  • Riva Zoom 105i / Freedom Zoom 105i
  • Riva Zoom 110 / Freedom Zoom 110
  • Riva Zoom 115 EX / Freedom Zoom 115 EX
  • Riva Zoom 130 / Freedom Zoom 130
  • Riva Zoom 140 EX / Freedom Zoom 140 EX
  • Riva Zoom 150 / Freedom Zoom 150

newer Minolta zoom cameras, see Konica Minolta

126 film

Rapid film

Smaller film formats

16mm film SLR

  • Minolta Auto-Zoom-X

16mm film subminiature

110 film SLR

110 film pocket/compact

Disc film

APS film SLR

APS film compact

120 film

4.5×6 folding

6×6 collapsible

6×6 TLR

6×6 SLR

127 film

4×6.5 folding

4×6.5 collapsible

4×4 TLR

Plate film

6.5×9 folding bed

6.5×9 strut folding

Instant film


Shutters

Notable patents

  • Patent no.S8-3457 for a metal focal-plane shutter, filed in November 1932 and granted in 1933, drawn by Ehira Nobujirō (founder of Ehira)[1]

Bibliography

Links

Lists, overviews, product details collections

In English:

In German:

In Japanese:

In French :

In Finnish :

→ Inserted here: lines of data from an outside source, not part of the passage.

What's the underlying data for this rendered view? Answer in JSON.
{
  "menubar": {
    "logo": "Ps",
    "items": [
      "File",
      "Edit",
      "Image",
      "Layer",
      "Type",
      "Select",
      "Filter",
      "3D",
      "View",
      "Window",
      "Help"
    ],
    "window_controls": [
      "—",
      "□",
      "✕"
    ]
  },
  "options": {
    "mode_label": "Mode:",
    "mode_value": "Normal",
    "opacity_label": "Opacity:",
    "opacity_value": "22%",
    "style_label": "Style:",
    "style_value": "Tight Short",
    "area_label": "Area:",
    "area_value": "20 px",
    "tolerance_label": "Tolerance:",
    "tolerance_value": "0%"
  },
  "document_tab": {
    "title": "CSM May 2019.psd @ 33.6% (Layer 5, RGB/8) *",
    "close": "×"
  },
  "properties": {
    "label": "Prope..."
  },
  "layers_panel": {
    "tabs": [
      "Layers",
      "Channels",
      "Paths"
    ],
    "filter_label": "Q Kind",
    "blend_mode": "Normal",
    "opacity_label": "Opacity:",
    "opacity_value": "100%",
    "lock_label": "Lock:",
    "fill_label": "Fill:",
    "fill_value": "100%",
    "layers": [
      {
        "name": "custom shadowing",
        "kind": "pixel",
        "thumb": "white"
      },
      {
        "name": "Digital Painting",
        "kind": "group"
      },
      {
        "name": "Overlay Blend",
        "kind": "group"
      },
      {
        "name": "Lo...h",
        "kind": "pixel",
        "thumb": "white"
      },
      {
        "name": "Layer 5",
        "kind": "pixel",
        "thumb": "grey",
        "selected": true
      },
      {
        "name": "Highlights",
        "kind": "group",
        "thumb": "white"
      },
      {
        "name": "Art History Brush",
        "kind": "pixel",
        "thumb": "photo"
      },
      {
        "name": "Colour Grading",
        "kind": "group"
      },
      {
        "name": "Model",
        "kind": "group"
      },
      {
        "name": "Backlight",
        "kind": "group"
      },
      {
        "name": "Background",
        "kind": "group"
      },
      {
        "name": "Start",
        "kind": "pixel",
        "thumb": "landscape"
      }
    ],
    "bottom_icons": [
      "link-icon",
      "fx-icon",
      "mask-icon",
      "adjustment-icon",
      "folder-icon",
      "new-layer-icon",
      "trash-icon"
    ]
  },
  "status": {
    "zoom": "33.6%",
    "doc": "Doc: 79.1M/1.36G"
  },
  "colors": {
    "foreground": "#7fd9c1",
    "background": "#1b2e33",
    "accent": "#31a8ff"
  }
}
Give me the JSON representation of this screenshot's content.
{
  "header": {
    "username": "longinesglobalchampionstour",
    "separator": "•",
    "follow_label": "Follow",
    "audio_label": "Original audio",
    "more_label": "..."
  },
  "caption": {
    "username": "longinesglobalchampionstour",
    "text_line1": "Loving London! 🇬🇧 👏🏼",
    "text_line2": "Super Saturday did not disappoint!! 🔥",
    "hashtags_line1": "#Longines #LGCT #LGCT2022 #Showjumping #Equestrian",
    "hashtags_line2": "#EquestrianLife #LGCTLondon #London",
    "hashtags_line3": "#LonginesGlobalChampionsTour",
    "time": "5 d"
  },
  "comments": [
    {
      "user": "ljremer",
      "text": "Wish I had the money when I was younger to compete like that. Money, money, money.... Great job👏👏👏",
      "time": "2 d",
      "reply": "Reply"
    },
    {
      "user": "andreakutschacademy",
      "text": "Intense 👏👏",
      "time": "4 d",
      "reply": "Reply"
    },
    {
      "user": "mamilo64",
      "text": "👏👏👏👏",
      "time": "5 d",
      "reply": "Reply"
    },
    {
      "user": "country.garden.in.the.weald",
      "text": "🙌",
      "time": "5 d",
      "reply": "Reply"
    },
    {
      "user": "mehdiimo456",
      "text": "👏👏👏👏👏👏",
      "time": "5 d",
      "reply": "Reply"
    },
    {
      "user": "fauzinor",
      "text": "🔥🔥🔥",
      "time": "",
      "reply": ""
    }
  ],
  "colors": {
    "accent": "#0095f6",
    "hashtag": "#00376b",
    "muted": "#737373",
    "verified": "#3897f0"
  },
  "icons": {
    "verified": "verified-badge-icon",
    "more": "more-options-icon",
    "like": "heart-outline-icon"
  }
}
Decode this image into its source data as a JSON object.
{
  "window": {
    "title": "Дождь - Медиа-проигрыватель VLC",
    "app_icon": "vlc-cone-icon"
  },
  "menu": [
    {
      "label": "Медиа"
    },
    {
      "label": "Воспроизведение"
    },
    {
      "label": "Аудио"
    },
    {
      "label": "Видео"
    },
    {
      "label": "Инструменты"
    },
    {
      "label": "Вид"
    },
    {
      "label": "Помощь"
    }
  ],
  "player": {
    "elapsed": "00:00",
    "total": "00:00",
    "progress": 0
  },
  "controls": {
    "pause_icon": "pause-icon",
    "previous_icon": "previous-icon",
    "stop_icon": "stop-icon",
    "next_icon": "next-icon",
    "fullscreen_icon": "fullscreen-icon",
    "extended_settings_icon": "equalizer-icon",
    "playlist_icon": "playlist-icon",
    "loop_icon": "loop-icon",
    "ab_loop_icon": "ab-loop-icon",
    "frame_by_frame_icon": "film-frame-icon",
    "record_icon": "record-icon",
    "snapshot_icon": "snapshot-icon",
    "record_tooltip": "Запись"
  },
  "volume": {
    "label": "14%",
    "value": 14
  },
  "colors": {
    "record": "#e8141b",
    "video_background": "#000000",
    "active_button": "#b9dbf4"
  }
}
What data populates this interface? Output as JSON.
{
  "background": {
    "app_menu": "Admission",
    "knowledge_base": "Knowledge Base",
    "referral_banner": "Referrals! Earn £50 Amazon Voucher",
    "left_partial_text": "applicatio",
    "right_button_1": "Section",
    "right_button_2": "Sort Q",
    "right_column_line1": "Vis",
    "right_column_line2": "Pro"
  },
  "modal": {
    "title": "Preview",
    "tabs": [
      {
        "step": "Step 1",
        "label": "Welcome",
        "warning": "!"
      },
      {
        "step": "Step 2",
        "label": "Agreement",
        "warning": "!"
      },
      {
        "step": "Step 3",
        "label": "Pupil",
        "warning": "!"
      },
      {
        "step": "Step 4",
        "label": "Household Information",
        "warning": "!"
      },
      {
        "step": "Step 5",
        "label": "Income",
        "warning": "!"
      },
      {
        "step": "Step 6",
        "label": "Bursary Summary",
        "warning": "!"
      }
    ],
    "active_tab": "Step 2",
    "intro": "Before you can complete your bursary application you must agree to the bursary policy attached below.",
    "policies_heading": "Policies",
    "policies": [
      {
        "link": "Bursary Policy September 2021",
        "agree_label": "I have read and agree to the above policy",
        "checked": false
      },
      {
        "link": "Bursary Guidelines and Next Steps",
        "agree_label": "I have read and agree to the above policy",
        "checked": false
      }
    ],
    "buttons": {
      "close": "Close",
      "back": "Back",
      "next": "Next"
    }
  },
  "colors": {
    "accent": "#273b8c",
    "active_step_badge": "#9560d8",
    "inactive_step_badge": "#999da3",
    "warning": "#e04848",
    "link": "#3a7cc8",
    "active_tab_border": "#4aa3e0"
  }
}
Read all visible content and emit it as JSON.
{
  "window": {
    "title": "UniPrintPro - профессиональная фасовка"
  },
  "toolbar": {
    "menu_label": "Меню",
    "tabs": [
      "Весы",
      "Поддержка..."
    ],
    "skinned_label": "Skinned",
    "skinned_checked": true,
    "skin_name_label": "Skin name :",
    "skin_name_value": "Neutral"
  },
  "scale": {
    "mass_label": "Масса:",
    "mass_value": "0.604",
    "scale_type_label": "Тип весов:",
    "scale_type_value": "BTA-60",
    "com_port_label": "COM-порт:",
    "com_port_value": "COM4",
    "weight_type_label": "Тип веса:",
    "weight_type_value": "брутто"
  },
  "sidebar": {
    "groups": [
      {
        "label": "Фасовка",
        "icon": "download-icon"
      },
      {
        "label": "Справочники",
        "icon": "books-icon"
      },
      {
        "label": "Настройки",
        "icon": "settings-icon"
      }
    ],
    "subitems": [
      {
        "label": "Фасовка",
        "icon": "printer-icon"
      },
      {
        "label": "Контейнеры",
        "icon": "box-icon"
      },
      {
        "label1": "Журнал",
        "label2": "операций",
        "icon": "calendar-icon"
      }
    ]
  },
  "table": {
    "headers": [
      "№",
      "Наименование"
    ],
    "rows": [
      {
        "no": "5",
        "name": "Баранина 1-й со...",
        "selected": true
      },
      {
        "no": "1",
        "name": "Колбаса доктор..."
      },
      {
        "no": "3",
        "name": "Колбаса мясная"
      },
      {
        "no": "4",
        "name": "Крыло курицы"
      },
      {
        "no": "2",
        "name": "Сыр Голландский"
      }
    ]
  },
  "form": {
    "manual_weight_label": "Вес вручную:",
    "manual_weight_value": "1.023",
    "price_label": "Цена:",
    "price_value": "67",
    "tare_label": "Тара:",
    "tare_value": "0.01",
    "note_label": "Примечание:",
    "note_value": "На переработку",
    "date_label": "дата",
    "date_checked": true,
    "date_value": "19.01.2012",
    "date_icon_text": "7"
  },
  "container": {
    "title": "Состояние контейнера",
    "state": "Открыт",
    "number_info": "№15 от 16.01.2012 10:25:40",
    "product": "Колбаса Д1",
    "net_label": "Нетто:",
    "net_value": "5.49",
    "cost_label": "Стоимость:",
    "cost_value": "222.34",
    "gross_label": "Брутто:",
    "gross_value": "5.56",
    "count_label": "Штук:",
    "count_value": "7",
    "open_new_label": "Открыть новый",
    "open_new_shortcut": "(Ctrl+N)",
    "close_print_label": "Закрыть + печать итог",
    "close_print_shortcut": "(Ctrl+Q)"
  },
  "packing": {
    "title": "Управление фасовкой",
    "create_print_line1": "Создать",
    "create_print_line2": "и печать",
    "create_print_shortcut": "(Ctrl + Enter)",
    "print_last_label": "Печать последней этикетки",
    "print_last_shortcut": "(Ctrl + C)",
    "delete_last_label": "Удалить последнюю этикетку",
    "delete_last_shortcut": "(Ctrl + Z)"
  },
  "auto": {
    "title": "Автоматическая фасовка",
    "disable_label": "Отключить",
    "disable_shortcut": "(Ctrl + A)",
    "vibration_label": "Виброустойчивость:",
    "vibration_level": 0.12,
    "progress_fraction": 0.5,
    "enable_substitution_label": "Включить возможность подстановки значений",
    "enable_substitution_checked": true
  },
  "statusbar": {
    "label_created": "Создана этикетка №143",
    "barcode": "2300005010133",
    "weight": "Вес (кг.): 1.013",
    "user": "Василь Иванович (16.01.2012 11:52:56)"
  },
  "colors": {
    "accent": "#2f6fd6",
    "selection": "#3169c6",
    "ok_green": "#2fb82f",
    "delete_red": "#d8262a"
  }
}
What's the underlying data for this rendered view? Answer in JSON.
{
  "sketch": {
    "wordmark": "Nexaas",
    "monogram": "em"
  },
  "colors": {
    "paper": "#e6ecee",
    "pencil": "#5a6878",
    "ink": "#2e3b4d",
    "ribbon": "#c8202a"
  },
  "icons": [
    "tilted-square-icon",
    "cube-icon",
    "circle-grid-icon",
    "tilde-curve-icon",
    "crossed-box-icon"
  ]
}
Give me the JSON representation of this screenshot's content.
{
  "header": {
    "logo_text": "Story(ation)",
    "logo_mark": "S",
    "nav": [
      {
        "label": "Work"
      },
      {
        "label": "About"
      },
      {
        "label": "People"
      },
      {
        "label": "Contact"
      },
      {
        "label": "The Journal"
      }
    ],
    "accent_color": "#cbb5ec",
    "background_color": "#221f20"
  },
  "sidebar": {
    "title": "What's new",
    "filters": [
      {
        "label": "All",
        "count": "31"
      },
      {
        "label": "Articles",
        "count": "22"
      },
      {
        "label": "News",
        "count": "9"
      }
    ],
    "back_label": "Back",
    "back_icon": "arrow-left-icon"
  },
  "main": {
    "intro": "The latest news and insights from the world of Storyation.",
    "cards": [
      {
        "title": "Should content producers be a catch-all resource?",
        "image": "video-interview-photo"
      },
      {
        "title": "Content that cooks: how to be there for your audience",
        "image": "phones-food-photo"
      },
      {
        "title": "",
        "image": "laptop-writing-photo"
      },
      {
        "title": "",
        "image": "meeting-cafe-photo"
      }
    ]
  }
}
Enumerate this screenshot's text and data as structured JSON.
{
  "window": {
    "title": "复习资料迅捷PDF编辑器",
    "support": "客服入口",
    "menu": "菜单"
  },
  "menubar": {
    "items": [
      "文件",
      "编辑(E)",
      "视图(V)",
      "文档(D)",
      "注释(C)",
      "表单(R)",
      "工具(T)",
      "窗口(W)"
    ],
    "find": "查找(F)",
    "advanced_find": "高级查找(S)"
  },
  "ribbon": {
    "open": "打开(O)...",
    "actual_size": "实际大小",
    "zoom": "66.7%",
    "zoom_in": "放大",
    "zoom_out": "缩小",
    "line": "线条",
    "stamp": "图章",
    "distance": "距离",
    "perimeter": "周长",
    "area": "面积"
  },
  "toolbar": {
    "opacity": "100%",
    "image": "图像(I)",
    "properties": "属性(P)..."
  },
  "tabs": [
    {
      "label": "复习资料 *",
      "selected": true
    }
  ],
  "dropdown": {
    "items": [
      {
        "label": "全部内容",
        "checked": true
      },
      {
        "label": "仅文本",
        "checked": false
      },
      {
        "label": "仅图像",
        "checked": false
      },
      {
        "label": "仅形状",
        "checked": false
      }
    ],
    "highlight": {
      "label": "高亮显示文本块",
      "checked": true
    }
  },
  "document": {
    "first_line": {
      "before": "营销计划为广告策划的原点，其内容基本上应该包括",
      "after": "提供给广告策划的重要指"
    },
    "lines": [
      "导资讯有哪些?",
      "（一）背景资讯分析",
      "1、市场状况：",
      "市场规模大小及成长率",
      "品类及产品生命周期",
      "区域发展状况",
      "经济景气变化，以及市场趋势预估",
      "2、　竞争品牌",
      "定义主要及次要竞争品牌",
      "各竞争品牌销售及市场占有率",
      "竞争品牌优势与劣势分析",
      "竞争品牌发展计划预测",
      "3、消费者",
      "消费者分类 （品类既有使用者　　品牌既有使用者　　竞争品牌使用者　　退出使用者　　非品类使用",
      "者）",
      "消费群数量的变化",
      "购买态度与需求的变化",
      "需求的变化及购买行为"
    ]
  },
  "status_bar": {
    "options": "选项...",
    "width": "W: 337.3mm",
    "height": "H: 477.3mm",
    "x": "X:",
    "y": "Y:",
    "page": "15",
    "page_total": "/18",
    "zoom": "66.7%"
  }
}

Newsgroups, Blogs, Discussions

User manuals

  1. Nakagawa, p.120.
Advertisement